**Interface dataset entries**
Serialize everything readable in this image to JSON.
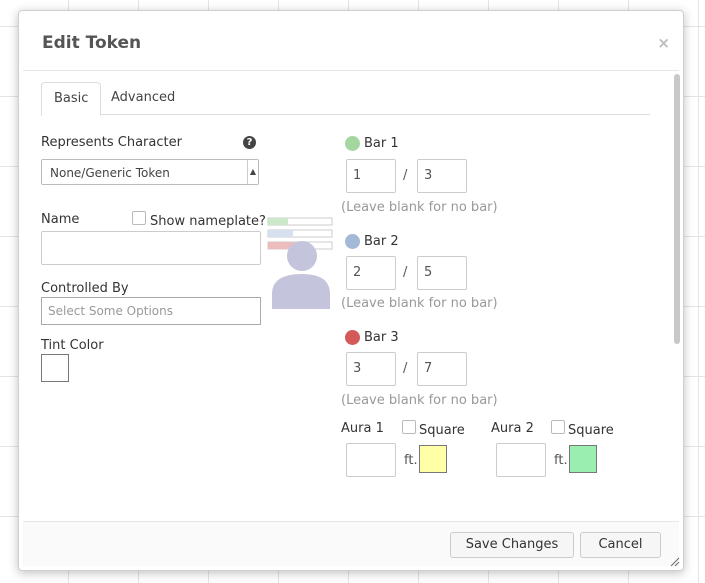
{
  "dialog": {
    "title": "Edit Token",
    "close_glyph": "×",
    "tabs": [
      {
        "label": "Basic",
        "active": true
      },
      {
        "label": "Advanced",
        "active": false
      }
    ]
  },
  "basic": {
    "represents_label": "Represents Character",
    "represents_help": "?",
    "represents_value": "None/Generic Token",
    "name_label": "Name",
    "name_value": "",
    "show_nameplate_label": "Show nameplate?",
    "controlled_label": "Controlled By",
    "controlled_placeholder": "Select Some Options",
    "tint_label": "Tint Color"
  },
  "bars": [
    {
      "label": "Bar 1",
      "color": "#a4d7a0",
      "value": "1",
      "max": "3",
      "hint": "(Leave blank for no bar)"
    },
    {
      "label": "Bar 2",
      "color": "#a4b8d8",
      "value": "2",
      "max": "5",
      "hint": "(Leave blank for no bar)"
    },
    {
      "label": "Bar 3",
      "color": "#d45a5a",
      "value": "3",
      "max": "7",
      "hint": "(Leave blank for no bar)"
    }
  ],
  "bar_separator": "/",
  "auras": [
    {
      "label": "Aura 1",
      "square_label": "Square",
      "value": "",
      "unit": "ft.",
      "color": "#ffffa8"
    },
    {
      "label": "Aura 2",
      "square_label": "Square",
      "value": "",
      "unit": "ft.",
      "color": "#99eeb0"
    }
  ],
  "footer": {
    "save_label": "Save Changes",
    "cancel_label": "Cancel"
  },
  "colors": {
    "avatar": "#c4c4dc"
  }
}
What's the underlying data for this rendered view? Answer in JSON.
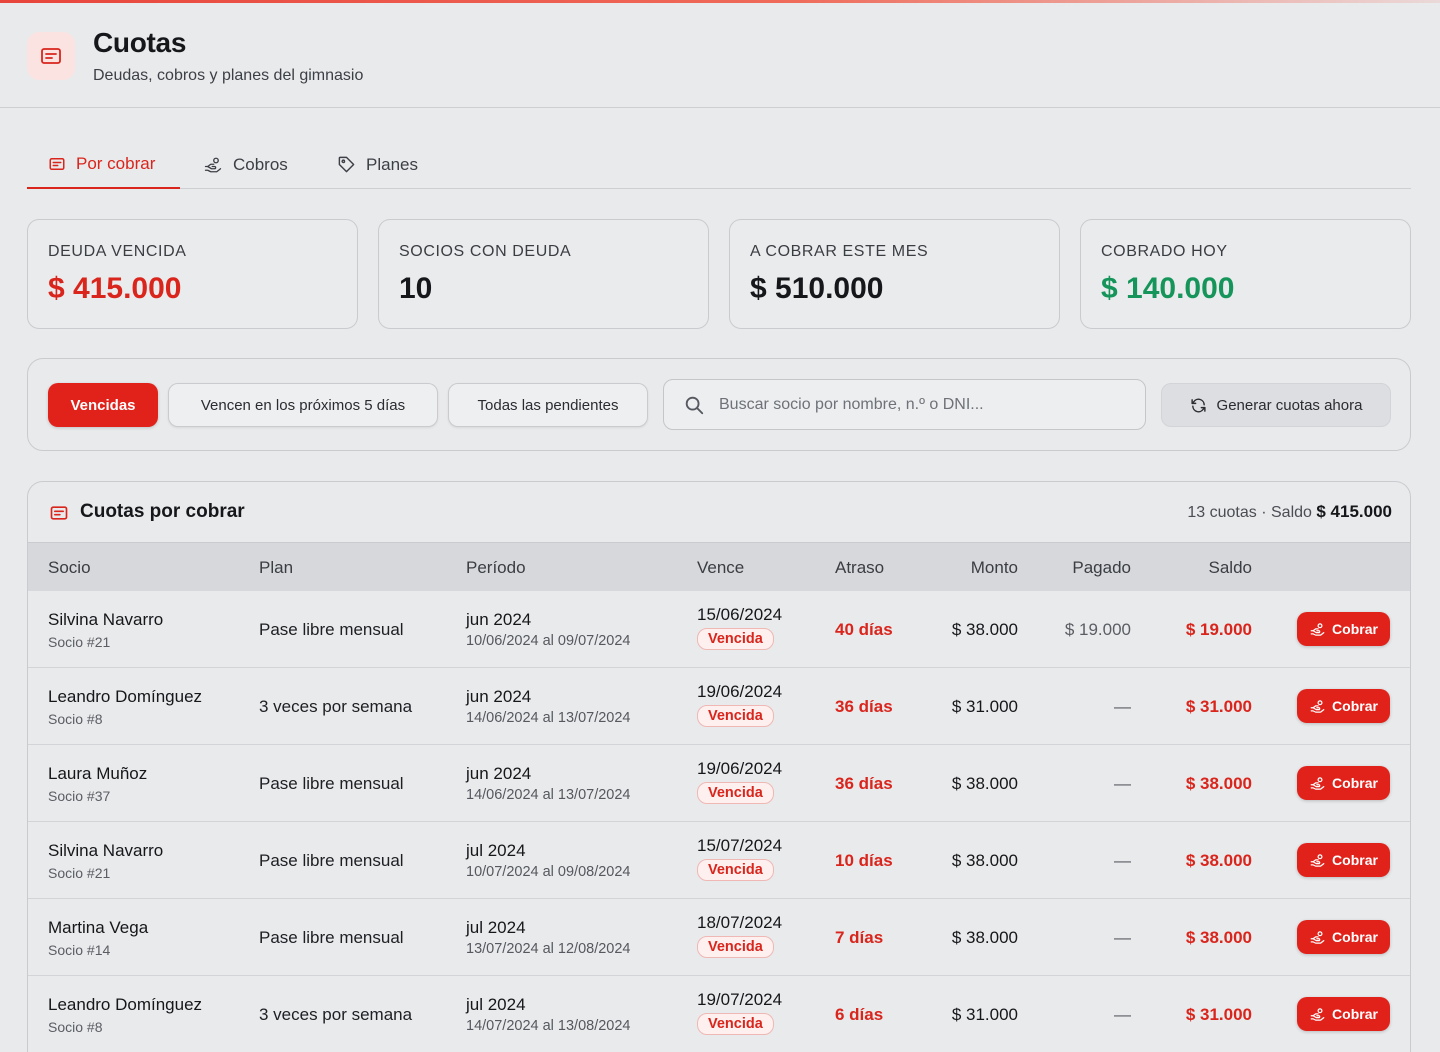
{
  "header": {
    "title": "Cuotas",
    "subtitle": "Deudas, cobros y planes del gimnasio"
  },
  "tabs": [
    {
      "label": "Por cobrar",
      "icon": "receipt-icon",
      "active": true
    },
    {
      "label": "Cobros",
      "icon": "hand-coins-icon",
      "active": false
    },
    {
      "label": "Planes",
      "icon": "tag-icon",
      "active": false
    }
  ],
  "stats": [
    {
      "label": "DEUDA VENCIDA",
      "value": "$ 415.000",
      "color": "#d9251c"
    },
    {
      "label": "SOCIOS CON DEUDA",
      "value": "10",
      "color": "#15171a"
    },
    {
      "label": "A COBRAR ESTE MES",
      "value": "$ 510.000",
      "color": "#15171a"
    },
    {
      "label": "COBRADO HOY",
      "value": "$ 140.000",
      "color": "#16955a"
    }
  ],
  "filters": {
    "vencidas": "Vencidas",
    "proximos": "Vencen en los próximos 5 días",
    "todas": "Todas las pendientes",
    "search_placeholder": "Buscar socio por nombre, n.º o DNI...",
    "generate": "Generar cuotas ahora"
  },
  "panel": {
    "title": "Cuotas por cobrar",
    "summary_prefix": "13 cuotas · Saldo ",
    "summary_total": "$ 415.000",
    "columns": {
      "socio": "Socio",
      "plan": "Plan",
      "periodo": "Período",
      "vence": "Vence",
      "atraso": "Atraso",
      "monto": "Monto",
      "pagado": "Pagado",
      "saldo": "Saldo"
    },
    "cobrar_label": "Cobrar",
    "rows": [
      {
        "name": "Silvina Navarro",
        "id": "Socio #21",
        "plan": "Pase libre mensual",
        "period": "jun 2024",
        "range": "10/06/2024 al 09/07/2024",
        "due": "15/06/2024",
        "status": "Vencida",
        "delay": "40 días",
        "amount": "$ 38.000",
        "paid": "$ 19.000",
        "balance": "$ 19.000"
      },
      {
        "name": "Leandro Domínguez",
        "id": "Socio #8",
        "plan": "3 veces por semana",
        "period": "jun 2024",
        "range": "14/06/2024 al 13/07/2024",
        "due": "19/06/2024",
        "status": "Vencida",
        "delay": "36 días",
        "amount": "$ 31.000",
        "paid": "—",
        "balance": "$ 31.000"
      },
      {
        "name": "Laura Muñoz",
        "id": "Socio #37",
        "plan": "Pase libre mensual",
        "period": "jun 2024",
        "range": "14/06/2024 al 13/07/2024",
        "due": "19/06/2024",
        "status": "Vencida",
        "delay": "36 días",
        "amount": "$ 38.000",
        "paid": "—",
        "balance": "$ 38.000"
      },
      {
        "name": "Silvina Navarro",
        "id": "Socio #21",
        "plan": "Pase libre mensual",
        "period": "jul 2024",
        "range": "10/07/2024 al 09/08/2024",
        "due": "15/07/2024",
        "status": "Vencida",
        "delay": "10 días",
        "amount": "$ 38.000",
        "paid": "—",
        "balance": "$ 38.000"
      },
      {
        "name": "Martina Vega",
        "id": "Socio #14",
        "plan": "Pase libre mensual",
        "period": "jul 2024",
        "range": "13/07/2024 al 12/08/2024",
        "due": "18/07/2024",
        "status": "Vencida",
        "delay": "7 días",
        "amount": "$ 38.000",
        "paid": "—",
        "balance": "$ 38.000"
      },
      {
        "name": "Leandro Domínguez",
        "id": "Socio #8",
        "plan": "3 veces por semana",
        "period": "jul 2024",
        "range": "14/07/2024 al 13/08/2024",
        "due": "19/07/2024",
        "status": "Vencida",
        "delay": "6 días",
        "amount": "$ 31.000",
        "paid": "—",
        "balance": "$ 31.000"
      }
    ]
  }
}
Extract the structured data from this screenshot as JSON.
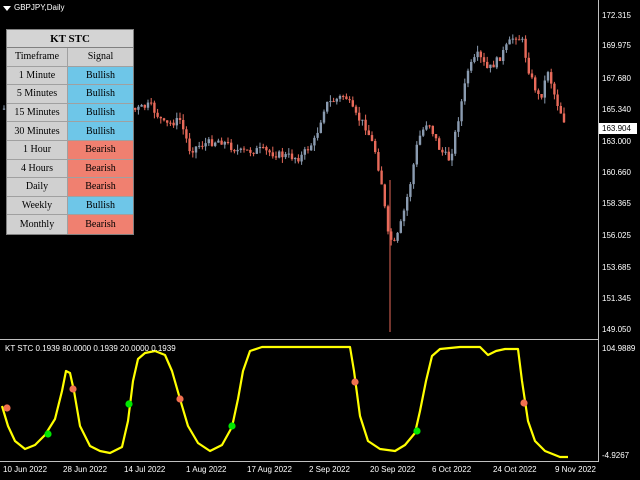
{
  "symbol": "GBPJPY,Daily",
  "price_axis": [
    "172.315",
    "169.975",
    "167.680",
    "165.340",
    "163.000",
    "160.660",
    "158.365",
    "156.025",
    "153.685",
    "151.345",
    "149.050"
  ],
  "current_price": "163.904",
  "dates": [
    "10 Jun 2022",
    "28 Jun 2022",
    "14 Jul 2022",
    "1 Aug 2022",
    "17 Aug 2022",
    "2 Sep 2022",
    "20 Sep 2022",
    "6 Oct 2022",
    "24 Oct 2022",
    "9 Nov 2022"
  ],
  "indicator": {
    "title": "KT STC 0.1939 80.0000 0.1939 20.0000 0.1939",
    "axis_top": "104.9889",
    "axis_bottom": "-4.9267"
  },
  "stc_table": {
    "title": "KT STC",
    "header_tf": "Timeframe",
    "header_sig": "Signal",
    "rows": [
      {
        "tf": "1 Minute",
        "sig": "Bullish"
      },
      {
        "tf": "5 Minutes",
        "sig": "Bullish"
      },
      {
        "tf": "15 Minutes",
        "sig": "Bullish"
      },
      {
        "tf": "30 Minutes",
        "sig": "Bullish"
      },
      {
        "tf": "1 Hour",
        "sig": "Bearish"
      },
      {
        "tf": "4 Hours",
        "sig": "Bearish"
      },
      {
        "tf": "Daily",
        "sig": "Bearish"
      },
      {
        "tf": "Weekly",
        "sig": "Bullish"
      },
      {
        "tf": "Monthly",
        "sig": "Bearish"
      }
    ]
  },
  "colors": {
    "bull_candle": "#8a9bb0",
    "bear_candle": "#e86a5a",
    "stc_line": "#ffff00",
    "buy_dot": "#00e600",
    "sell_dot": "#f07050",
    "bullish_cell": "#6ec6e8",
    "bearish_cell": "#f08070"
  }
}
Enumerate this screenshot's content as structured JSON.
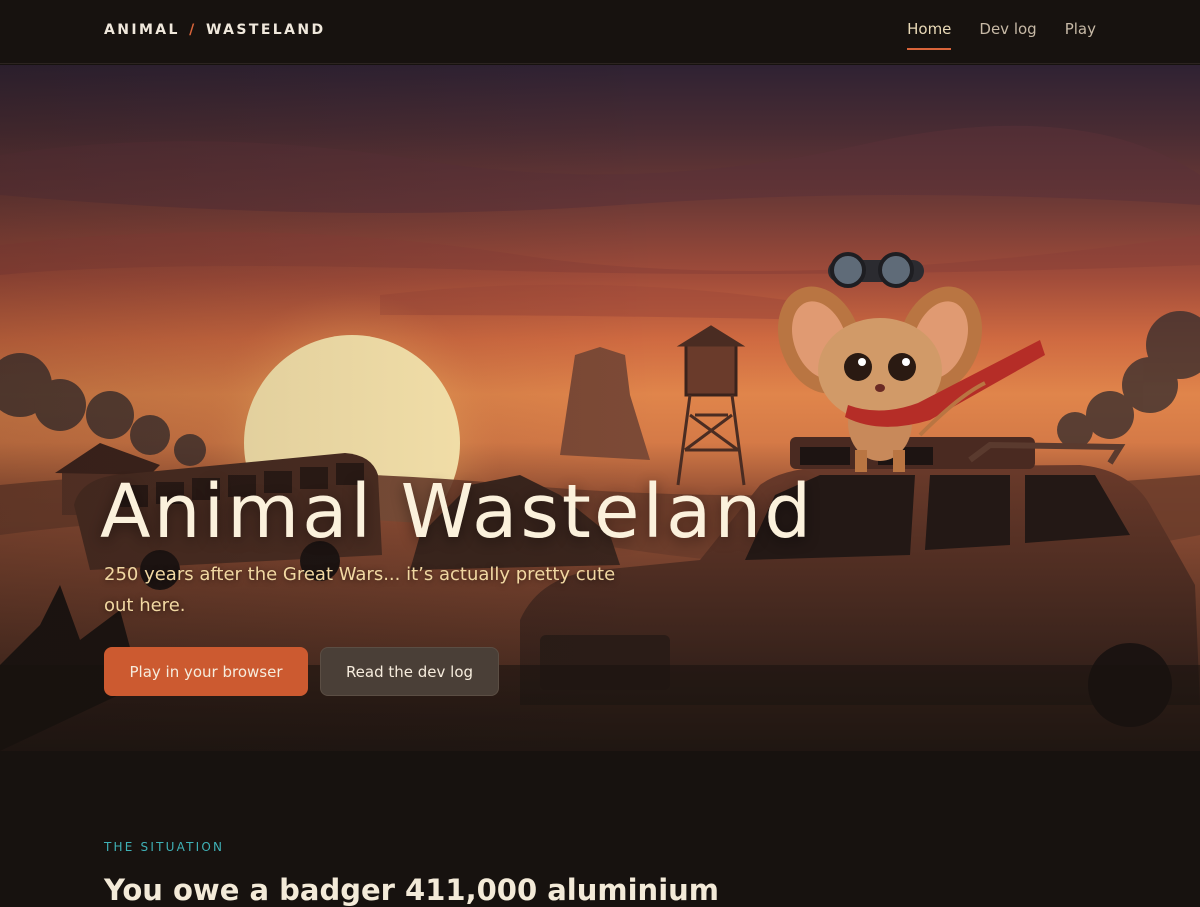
{
  "brand": {
    "left": "ANIMAL",
    "separator": "/",
    "right": "WASTELAND"
  },
  "nav": {
    "items": [
      {
        "label": "Home",
        "active": true
      },
      {
        "label": "Dev log",
        "active": false
      },
      {
        "label": "Play",
        "active": false
      }
    ]
  },
  "hero": {
    "title": "Animal Wasteland",
    "subtitle": "250 years after the Great Wars... it’s actually pretty cute out here.",
    "primary_button": "Play in your browser",
    "secondary_button": "Read the dev log",
    "image_subject": "mouse-with-goggles-on-rusted-car-wasteland-sunset"
  },
  "situation": {
    "eyebrow": "THE SITUATION",
    "heading": "You owe a badger 411,000 aluminium"
  },
  "colors": {
    "accent": "#cc5a30",
    "nav_active_underline": "#d9643a",
    "eyebrow": "#3fb1b6",
    "background": "#17120f"
  }
}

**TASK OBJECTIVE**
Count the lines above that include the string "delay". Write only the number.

**TASK RESPONSE**
6